EXERCISE DIRECTIONS -
Starting with the first line, output the data exactly through to the end.

::::::::

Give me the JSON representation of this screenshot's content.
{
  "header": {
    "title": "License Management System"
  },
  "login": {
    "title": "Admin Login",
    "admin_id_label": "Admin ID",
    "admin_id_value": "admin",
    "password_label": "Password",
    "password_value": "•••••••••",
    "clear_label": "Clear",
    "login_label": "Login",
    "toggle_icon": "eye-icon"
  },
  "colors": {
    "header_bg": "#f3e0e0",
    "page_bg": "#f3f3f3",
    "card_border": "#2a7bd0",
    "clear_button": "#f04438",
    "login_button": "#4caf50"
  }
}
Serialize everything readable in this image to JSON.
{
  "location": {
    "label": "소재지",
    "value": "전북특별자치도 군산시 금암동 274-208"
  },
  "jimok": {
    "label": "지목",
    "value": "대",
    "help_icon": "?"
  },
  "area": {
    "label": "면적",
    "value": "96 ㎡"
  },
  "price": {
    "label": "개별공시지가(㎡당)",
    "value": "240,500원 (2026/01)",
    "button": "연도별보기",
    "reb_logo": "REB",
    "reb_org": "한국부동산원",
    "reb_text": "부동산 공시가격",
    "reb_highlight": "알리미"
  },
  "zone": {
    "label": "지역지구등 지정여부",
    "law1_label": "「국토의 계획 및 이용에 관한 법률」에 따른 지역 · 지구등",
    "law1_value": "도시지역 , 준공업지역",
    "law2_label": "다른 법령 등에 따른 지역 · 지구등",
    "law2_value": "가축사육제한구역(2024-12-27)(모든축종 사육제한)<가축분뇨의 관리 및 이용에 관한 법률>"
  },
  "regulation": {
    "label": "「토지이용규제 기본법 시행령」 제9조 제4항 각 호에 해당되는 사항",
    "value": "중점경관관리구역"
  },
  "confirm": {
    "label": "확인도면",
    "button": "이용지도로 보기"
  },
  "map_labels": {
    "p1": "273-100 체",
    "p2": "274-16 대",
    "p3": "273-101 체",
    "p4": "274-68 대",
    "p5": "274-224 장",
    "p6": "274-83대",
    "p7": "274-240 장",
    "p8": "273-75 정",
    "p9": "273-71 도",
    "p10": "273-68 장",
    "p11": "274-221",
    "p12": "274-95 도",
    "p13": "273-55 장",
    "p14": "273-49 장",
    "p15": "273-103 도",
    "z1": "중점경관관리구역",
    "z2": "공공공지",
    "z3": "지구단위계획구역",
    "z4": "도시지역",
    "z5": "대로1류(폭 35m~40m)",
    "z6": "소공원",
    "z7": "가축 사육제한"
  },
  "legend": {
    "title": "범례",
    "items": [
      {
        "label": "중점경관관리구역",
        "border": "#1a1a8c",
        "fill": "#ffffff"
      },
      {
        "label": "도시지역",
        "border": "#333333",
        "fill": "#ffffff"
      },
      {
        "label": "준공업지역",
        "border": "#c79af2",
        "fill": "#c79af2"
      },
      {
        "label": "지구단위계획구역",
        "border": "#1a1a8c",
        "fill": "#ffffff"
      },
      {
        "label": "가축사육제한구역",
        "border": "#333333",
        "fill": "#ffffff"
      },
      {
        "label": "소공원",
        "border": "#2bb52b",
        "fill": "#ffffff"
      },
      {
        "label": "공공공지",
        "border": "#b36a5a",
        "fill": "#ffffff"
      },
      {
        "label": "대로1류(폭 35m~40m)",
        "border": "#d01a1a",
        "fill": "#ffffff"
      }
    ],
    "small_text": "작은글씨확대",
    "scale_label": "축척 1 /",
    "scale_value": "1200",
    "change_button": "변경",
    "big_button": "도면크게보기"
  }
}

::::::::

WRITTEN RESPONSE -
Give me the JSON representation of this screenshot's content.
{
  "header": {
    "title": "License Management System"
  },
  "login": {
    "title": "Admin Login",
    "admin_id_label": "Admin ID",
    "admin_id_value": "admin",
    "password_label": "Password",
    "password_value": "•••••••••",
    "clear_label": "Clear",
    "login_label": "Login",
    "toggle_icon": "eye-icon"
  },
  "colors": {
    "header_bg": "#f3e0e0",
    "page_bg": "#f3f3f3",
    "card_border": "#2a7bd0",
    "clear_button": "#f04438",
    "login_button": "#4caf50"
  }
}
Serialize everything readable in this image to JSON.
{
  "location": {
    "label": "소재지",
    "value": "전북특별자치도 군산시 금암동 274-208"
  },
  "jimok": {
    "label": "지목",
    "value": "대",
    "help_icon": "?"
  },
  "area": {
    "label": "면적",
    "value": "96 ㎡"
  },
  "price": {
    "label": "개별공시지가(㎡당)",
    "value": "240,500원 (2026/01)",
    "button": "연도별보기",
    "reb_logo": "REB",
    "reb_org": "한국부동산원",
    "reb_text": "부동산 공시가격",
    "reb_highlight": "알리미"
  },
  "zone": {
    "label": "지역지구등 지정여부",
    "law1_label": "「국토의 계획 및 이용에 관한 법률」에 따른 지역 · 지구등",
    "law1_value": "도시지역 , 준공업지역",
    "law2_label": "다른 법령 등에 따른 지역 · 지구등",
    "law2_value": "가축사육제한구역(2024-12-27)(모든축종 사육제한)<가축분뇨의 관리 및 이용에 관한 법률>"
  },
  "regulation": {
    "label": "「토지이용규제 기본법 시행령」 제9조 제4항 각 호에 해당되는 사항",
    "value": "중점경관관리구역"
  },
  "confirm": {
    "label": "확인도면",
    "button": "이용지도로 보기"
  },
  "map_labels": {
    "p1": "273-100 체",
    "p2": "274-16 대",
    "p3": "273-101 체",
    "p4": "274-68 대",
    "p5": "274-224 장",
    "p6": "274-83대",
    "p7": "274-240 장",
    "p8": "273-75 정",
    "p9": "273-71 도",
    "p10": "273-68 장",
    "p11": "274-221",
    "p12": "274-95 도",
    "p13": "273-55 장",
    "p14": "273-49 장",
    "p15": "273-103 도",
    "z1": "중점경관관리구역",
    "z2": "공공공지",
    "z3": "지구단위계획구역",
    "z4": "도시지역",
    "z5": "대로1류(폭 35m~40m)",
    "z6": "소공원",
    "z7": "가축 사육제한"
  },
  "legend": {
    "title": "범례",
    "items": [
      {
        "label": "중점경관관리구역",
        "border": "#1a1a8c",
        "fill": "#ffffff"
      },
      {
        "label": "도시지역",
        "border": "#333333",
        "fill": "#ffffff"
      },
      {
        "label": "준공업지역",
        "border": "#c79af2",
        "fill": "#c79af2"
      },
      {
        "label": "지구단위계획구역",
        "border": "#1a1a8c",
        "fill": "#ffffff"
      },
      {
        "label": "가축사육제한구역",
        "border": "#333333",
        "fill": "#ffffff"
      },
      {
        "label": "소공원",
        "border": "#2bb52b",
        "fill": "#ffffff"
      },
      {
        "label": "공공공지",
        "border": "#b36a5a",
        "fill": "#ffffff"
      },
      {
        "label": "대로1류(폭 35m~40m)",
        "border": "#d01a1a",
        "fill": "#ffffff"
      }
    ],
    "small_text": "작은글씨확대",
    "scale_label": "축척 1 /",
    "scale_value": "1200",
    "change_button": "변경",
    "big_button": "도면크게보기"
  }
}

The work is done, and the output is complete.